Public Works Dept.  Ithaca’s Department of Public Works has been unwilling to explore these options.  The Public Works Superintendent says he has other budget priorities.  DPW has declined to create GIS maps of Ithaca’s sidewalks.  They have declined to provide cost estimates for clearing sidewalks or crosswalks.  They will not review my own attempted cost estimates, which suggest that these options may be quite affordable.  They have been unwilling to discuss alternatives.  That has made it challenging to develop detailed proposals for change.  Based on available information, my questions and recommendations for policy change are here –


Questions for DPW


I wish I had a GIS map of the City of Ithaca’s walkways


Sidewalk snowplowing cost estimator


My Recommendations


Changing Priorities.  I believe DPW will only re-evaluate their priorities if they are required to do so by the Mayor & Council.  And the electeds will only create that requirement if it is clear to them that there is public demand for it.  We’re recruiting volunteers to communicate to city government that there is broad public support for Ithaca to clear snow from sidewalks and crosswalks as effectively as it clears snow from the traffic lanes for motor vehicles.  We’ll plan more public information meetings, organize public comment speakers at Council meetings, draft articles & pics to circulate to news media & social media, and more. 


Subscribe to our email list for the latest plans & news.


Complexity.  The topic of pedestrian snow removal can be surprisingly complex.  There are 1000 details to understand about snowplow specs, enforcement procedures, DPW staffing patterns, NYS law on user fees, and more.  There’s far more information than I can fit on this page.  Follow the links for more.  I expect to continue adding new pages.  What’s missing?
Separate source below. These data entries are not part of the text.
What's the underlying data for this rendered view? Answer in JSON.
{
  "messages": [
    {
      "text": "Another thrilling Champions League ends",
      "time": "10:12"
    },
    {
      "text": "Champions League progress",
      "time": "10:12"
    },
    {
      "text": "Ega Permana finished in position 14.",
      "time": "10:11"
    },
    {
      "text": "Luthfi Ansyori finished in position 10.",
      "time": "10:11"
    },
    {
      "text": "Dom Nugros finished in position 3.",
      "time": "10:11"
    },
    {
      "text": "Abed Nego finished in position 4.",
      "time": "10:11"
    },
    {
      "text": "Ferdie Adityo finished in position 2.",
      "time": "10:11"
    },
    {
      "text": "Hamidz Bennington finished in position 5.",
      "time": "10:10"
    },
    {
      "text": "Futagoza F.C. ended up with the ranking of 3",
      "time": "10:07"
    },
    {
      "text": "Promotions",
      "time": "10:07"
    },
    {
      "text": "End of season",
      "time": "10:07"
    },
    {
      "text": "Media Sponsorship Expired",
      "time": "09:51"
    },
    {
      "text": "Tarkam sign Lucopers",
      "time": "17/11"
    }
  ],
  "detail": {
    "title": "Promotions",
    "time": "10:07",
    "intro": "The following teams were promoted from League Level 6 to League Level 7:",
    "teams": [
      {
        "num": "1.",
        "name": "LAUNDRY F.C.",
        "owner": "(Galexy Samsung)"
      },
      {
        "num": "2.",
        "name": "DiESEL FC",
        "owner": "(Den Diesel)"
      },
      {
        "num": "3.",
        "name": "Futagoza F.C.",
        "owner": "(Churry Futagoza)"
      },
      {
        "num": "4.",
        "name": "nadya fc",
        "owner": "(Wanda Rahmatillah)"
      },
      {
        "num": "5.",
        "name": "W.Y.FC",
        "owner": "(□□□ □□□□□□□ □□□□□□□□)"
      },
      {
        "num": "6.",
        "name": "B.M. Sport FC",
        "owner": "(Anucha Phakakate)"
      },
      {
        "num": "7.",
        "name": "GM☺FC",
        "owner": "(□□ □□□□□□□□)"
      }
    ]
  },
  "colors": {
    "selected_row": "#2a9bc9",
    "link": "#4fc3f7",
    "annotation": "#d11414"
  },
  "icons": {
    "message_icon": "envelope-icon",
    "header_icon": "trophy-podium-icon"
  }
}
How you can help.  We need to let Ithaca City Hall know that Ithacans care about cleared walkways in winter.  Here’s what you can do –



Updated August 30, 2022